PRINT September 1962


Sir John Rothenstein’s British Art Since 1900

Sir John Rothenstein, British Art Since 1900 (Phaidon), 1962. Illus., 181 pages. 

THE PICTURE OF BRITISH PAINTING and sculpture is, happily, not nearly so dreary as this book would lead one to believe; one must only keep in mind that almost the entire flock of painters and sculptors who have given vitality to English art in the last decade are completely ignored both in Sir John’s rather stuffy preface and in the deadening series of half-tone photographs following. (One would think that national pride, if nothing else, would encourage the publisher to be more lavish in color plates for the first illustrated survey of 20th Century British art!)

Often enough, it is a brilliant present which directs the historian to the organization of a formless past into a Tradition. Wave after wave, for example, of brilliant contemporary poets have constantly re-shaped and given new life to, the past in English letters. In America, the flowering of abstract expressionism has proved a touchstone for a viewing with fresh, new eyes, of our own recent past. English painting, however, still awaits its Brilliant Present. There has been in England as yet, no Impressionist or Post-Impressionist period, no Expressionist breakthrough, no Abstract-Expressionist furor to force English criticism to see its own past with new eyes, to determine which artists, in fact, had been the true keepers of The Tradition.

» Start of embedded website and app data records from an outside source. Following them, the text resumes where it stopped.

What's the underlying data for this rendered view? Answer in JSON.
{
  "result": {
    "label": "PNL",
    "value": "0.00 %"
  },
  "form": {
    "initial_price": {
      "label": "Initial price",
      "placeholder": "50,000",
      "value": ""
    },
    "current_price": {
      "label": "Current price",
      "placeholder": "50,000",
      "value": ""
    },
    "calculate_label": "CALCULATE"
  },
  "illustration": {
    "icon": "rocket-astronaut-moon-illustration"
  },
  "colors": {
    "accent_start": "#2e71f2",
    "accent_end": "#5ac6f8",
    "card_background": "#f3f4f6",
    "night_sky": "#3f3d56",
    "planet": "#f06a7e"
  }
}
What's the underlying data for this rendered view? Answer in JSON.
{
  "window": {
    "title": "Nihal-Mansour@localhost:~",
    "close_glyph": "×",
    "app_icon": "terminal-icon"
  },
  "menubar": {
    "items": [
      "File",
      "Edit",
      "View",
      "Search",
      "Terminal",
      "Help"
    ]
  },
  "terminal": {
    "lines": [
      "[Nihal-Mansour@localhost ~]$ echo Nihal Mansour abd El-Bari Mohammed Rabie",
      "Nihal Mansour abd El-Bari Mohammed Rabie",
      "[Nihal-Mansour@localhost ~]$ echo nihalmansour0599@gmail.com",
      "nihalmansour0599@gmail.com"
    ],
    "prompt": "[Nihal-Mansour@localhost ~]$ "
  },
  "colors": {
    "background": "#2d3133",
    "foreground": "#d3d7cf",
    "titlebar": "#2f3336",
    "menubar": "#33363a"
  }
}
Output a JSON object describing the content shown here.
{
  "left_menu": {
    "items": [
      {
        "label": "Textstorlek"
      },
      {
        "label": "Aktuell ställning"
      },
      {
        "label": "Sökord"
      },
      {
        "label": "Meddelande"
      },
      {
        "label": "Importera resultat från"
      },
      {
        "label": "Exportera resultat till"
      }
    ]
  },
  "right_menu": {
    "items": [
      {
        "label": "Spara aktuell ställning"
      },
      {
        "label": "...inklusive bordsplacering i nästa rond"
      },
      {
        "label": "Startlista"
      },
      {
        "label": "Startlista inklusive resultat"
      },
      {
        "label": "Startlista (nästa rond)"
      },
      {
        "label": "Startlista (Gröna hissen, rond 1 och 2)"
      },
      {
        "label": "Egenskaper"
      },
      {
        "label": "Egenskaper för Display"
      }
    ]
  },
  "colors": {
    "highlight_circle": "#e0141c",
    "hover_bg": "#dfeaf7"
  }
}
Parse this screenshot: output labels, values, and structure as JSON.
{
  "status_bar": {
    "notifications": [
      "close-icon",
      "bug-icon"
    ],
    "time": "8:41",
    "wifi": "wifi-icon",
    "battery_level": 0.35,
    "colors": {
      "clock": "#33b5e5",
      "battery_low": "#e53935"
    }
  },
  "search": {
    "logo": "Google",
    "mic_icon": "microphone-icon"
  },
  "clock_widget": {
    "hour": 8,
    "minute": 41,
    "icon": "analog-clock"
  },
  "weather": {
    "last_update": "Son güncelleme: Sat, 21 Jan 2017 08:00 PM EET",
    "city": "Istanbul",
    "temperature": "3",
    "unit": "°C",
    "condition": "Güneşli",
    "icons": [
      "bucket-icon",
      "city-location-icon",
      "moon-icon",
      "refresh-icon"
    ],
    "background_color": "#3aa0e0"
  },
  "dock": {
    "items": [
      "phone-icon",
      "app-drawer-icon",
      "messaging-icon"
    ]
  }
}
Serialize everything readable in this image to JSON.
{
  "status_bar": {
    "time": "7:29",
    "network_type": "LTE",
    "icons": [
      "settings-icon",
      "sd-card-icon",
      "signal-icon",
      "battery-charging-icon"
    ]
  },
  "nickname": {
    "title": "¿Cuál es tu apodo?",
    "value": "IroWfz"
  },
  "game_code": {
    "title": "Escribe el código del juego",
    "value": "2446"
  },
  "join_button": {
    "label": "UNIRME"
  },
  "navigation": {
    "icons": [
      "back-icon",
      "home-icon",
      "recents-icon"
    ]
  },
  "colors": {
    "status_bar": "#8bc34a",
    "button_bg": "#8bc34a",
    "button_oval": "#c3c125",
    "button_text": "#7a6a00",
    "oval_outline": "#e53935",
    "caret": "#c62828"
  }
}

There is every reason, however, to suspect that the English breakthrough is right around the corner—that anyone writing a survey of 20th century English painting with a careful eye on the paintings and sculpture of William Turnbull, Henry Mundy, Peter Stroud, Robynn Denny and John Plumb, to name but a few, might have done more with the subject than Sir John, who does not appear to be aware that any of these people exist. Had the job been delegated, for example, to Lawrence Alloway, the book might have had a little less “who” but a little more “why,” a little less presentation but a lot more evaluation. The great failing of the current book is its inability to make sense out of the continuity of English art.

––Philip Leider